## [WORK INSTRUCTIONS]
Every entry is to be returned as it stands, apart from the pictures.

Data records for software interfaces
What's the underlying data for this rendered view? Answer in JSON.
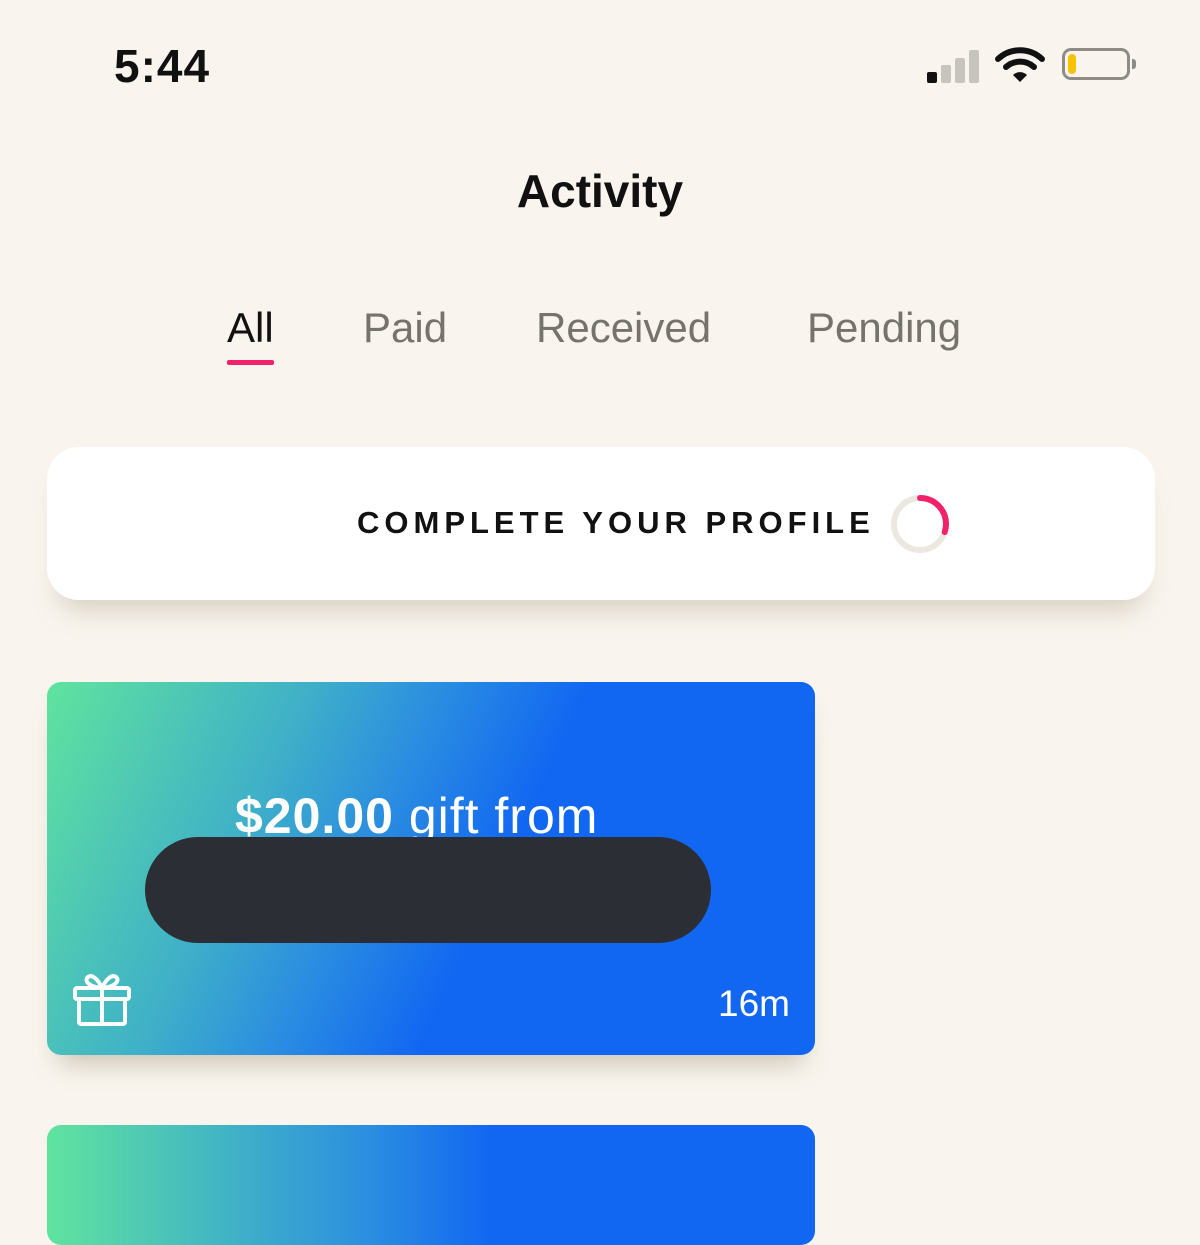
{
  "status_bar": {
    "time": "5:44",
    "signal_bars_active": 1,
    "signal_bars_total": 4,
    "battery_level": 0.15,
    "icons": [
      "cellular-signal-icon",
      "wifi-icon",
      "battery-icon"
    ]
  },
  "header": {
    "title": "Activity"
  },
  "tabs": [
    {
      "label": "All",
      "active": true
    },
    {
      "label": "Paid",
      "active": false
    },
    {
      "label": "Received",
      "active": false
    },
    {
      "label": "Pending",
      "active": false
    }
  ],
  "profile_card": {
    "label": "COMPLETE YOUR PROFILE",
    "progress": 0.3,
    "progress_color": "#f2226a",
    "track_color": "#ece8e1"
  },
  "activities": [
    {
      "amount": "$20.00",
      "description": " gift from",
      "sender": "[redacted]",
      "time": "16m",
      "icon": "gift-icon"
    }
  ],
  "colors": {
    "background": "#f9f5ee",
    "accent": "#f2226a",
    "card_gradient_start": "#5fe39e",
    "card_gradient_end": "#1166f2"
  }
}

## [EXERCISE RESULT]
What's the underlying data for this rendered view? Answer in JSON.
{
  "status_bar": {
    "time": "5:44",
    "signal_bars_active": 1,
    "signal_bars_total": 4,
    "battery_level": 0.15,
    "icons": [
      "cellular-signal-icon",
      "wifi-icon",
      "battery-icon"
    ]
  },
  "header": {
    "title": "Activity"
  },
  "tabs": [
    {
      "label": "All",
      "active": true
    },
    {
      "label": "Paid",
      "active": false
    },
    {
      "label": "Received",
      "active": false
    },
    {
      "label": "Pending",
      "active": false
    }
  ],
  "profile_card": {
    "label": "COMPLETE YOUR PROFILE",
    "progress": 0.3,
    "progress_color": "#f2226a",
    "track_color": "#ece8e1"
  },
  "activities": [
    {
      "amount": "$20.00",
      "description": " gift from",
      "sender": "[redacted]",
      "time": "16m",
      "icon": "gift-icon"
    }
  ],
  "colors": {
    "background": "#f9f5ee",
    "accent": "#f2226a",
    "card_gradient_start": "#5fe39e",
    "card_gradient_end": "#1166f2"
  }
}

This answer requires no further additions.